Ramadan is the 9th month of the Islamic Calendar. It is the most blessed month where the Shayateen (devils and his chaplains) are chained up and we are basically left to our own vices and no one to blame for our bad behaviour. Imam Khalid Latif of ICNYU is submitting daily reflections to the Huffington post, which I find truly inspiring, so I thought, why not take sometime daily and reflect. After all, isn’t the month of Ramadan about taking a deeper look at oneself?

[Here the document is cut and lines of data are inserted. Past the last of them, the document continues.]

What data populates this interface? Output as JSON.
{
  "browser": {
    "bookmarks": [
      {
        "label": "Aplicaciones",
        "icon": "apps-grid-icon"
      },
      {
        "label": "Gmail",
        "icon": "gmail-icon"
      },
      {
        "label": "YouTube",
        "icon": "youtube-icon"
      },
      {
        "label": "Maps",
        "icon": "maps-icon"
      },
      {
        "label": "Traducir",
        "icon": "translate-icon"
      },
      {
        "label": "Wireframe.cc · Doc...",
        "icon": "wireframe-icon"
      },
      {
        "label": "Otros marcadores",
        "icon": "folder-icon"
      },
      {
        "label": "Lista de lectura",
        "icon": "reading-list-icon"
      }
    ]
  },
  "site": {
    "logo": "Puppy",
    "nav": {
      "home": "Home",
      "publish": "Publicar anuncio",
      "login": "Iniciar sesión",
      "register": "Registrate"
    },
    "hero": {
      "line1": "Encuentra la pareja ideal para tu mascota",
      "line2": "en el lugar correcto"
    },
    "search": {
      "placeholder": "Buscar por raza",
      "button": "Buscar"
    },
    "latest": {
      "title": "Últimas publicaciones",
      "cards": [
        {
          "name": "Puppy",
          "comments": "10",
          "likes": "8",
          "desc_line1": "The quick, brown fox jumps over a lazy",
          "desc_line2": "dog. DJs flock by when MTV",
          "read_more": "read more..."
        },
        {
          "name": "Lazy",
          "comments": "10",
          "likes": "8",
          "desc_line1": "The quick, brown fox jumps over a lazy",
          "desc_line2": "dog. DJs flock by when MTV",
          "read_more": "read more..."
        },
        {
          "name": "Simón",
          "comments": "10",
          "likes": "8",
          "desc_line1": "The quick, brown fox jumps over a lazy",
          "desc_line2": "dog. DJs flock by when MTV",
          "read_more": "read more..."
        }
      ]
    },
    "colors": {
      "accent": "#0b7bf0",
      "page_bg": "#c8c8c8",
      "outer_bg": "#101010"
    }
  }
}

I am obviously 4 days behind in my reflections, but my very first reflection began on the night when we begin the tedious battle to sight the one moon our earth has been blessed with. Like every year, there was a confusion, some people started on Friday the 20th, while others started on the 21st. Every year, I find myself getting angry at this lack of unity between the Ummah. If we cant seem to agree on the day the moon is sighted, how in the world can we agree on other matters of graver consequences?
Every year, I find myself cursing, being agitated and irritated. This year, the confusion was still there. Since, I am visiting my parents in Vancouver from NYC, I am 3 hours behind from my counterparts on the East Coast. I got an email from the ICNYU declaring Friday as the day for Fasting. I waited anxiously to hear form our Local Masajids to see when they would declare it to be Ramadan. Vancouver is generally a city of overcast days, which of course adds to the dilemma of sighting the moon. As luck would have it, Thursday night was a beautiful clear night. Our local mosques finally declared that Ramadan was not beginning on Friday as it was for Saudi Arabia or as followed by ISNA. Generally, by about this time, I am pretty angry, and thus begins the month of Ramadan on a very sour note. However, this year was different; maybe I am finally maturing, maybe I have been too preoccupied to really delve deeper into the matter, or maybe because I decided last year to pay closer attention to Mufti Google:).
I was out late on Thursday night rekindling contacts with my old University mates, maybe it was that feeling of rejuvenation that this whole moon sighting fiasco didn’t send me hurling down anger lane. I came home, realized that it was not Ramadan as per the local mosques and went on my merry way to check what Mufti Google’s moon app has to say? As it were, iGoogle showed the moon at 1% waning (new moon). 1% waning to be viewed by the naked eye is perhaps a tad difficult to accomplish, so there is room for negotiating the start date of Ramadan by using this traditional method of moon sighting. Similarly, Islam makes allowance to utilize the scientific breakthroughs and come to a conclusion. Either way, whoever decided to fast Friday was just as safe as one who decided to start on Saturday. I, for one decided to start fasting on Friday. I still followed the beginning of Ramadan with the local mosques here as Saturday and to offer Taraweeh prayers starting Friday night, but my logic to start fasting was that even if it is not Ramadan, then I get the reward for nafil Fasting, and if it is indeed Ramadan, then I ended up fasting on the right day.
I am by no means well-versed in the matters pertaining to my religion and faith. There is significant disagreement within the Islamic Scholars on various topics of Islam and it ends up becoming a bone of contention for many Muslims growing up in the present day. I suffer from the same day in and day out, including the debate around the start dates of Ramadan and the Eids. However, for some reason I reacted much more calmly and logically this year than I did last year. I recall, the same confusion around Eid time after Ramadan, and I remember being so furious that I am sure my entire fast that day was wasted. A lot of this agony perhaps from from feeling left out. Ramadan and Eid are such festivals that there is joy in celebrating it together as one. It feels miserable to be fasting when some are celebrating Eid or you feel guilty when some are fasting and you are still eating. I don’t think there is a solution that would make everyone happy, but the lesson to learn here is to try to not react badly in such situations. One of the beautiful things about this religion is the vast diversity of people that are part of its make up. Celebrating on two different days is part of that diversity.
Happy Ramadan to All my brothers and sisters around the globe. We are lucky and blessed to share together this month of goodness despite distances, time zones and different start dates!!!